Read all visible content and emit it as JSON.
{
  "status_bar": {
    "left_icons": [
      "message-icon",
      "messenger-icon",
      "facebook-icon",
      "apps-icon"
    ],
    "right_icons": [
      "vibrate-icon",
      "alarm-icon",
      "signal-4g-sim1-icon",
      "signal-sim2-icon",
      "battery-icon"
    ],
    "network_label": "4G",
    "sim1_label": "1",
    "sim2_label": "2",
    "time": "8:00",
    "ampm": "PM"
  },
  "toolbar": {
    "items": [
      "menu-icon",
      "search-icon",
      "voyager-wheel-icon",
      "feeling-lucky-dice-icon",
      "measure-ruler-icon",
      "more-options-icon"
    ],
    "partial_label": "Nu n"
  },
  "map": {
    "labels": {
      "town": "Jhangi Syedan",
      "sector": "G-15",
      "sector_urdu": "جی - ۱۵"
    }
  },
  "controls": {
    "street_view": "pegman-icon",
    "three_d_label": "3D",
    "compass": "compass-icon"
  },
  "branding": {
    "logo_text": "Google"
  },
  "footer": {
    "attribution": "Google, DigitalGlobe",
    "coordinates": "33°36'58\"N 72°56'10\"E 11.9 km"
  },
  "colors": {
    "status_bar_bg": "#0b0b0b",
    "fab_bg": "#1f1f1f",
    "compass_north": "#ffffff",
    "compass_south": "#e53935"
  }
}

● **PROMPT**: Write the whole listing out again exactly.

● **EXERCISE SOLUTION**:
Read all visible content and emit it as JSON.
{
  "status_bar": {
    "left_icons": [
      "message-icon",
      "messenger-icon",
      "facebook-icon",
      "apps-icon"
    ],
    "right_icons": [
      "vibrate-icon",
      "alarm-icon",
      "signal-4g-sim1-icon",
      "signal-sim2-icon",
      "battery-icon"
    ],
    "network_label": "4G",
    "sim1_label": "1",
    "sim2_label": "2",
    "time": "8:00",
    "ampm": "PM"
  },
  "toolbar": {
    "items": [
      "menu-icon",
      "search-icon",
      "voyager-wheel-icon",
      "feeling-lucky-dice-icon",
      "measure-ruler-icon",
      "more-options-icon"
    ],
    "partial_label": "Nu n"
  },
  "map": {
    "labels": {
      "town": "Jhangi Syedan",
      "sector": "G-15",
      "sector_urdu": "جی - ۱۵"
    }
  },
  "controls": {
    "street_view": "pegman-icon",
    "three_d_label": "3D",
    "compass": "compass-icon"
  },
  "branding": {
    "logo_text": "Google"
  },
  "footer": {
    "attribution": "Google, DigitalGlobe",
    "coordinates": "33°36'58\"N 72°56'10\"E 11.9 km"
  },
  "colors": {
    "status_bar_bg": "#0b0b0b",
    "fab_bg": "#1f1f1f",
    "compass_north": "#ffffff",
    "compass_south": "#e53935"
  }
}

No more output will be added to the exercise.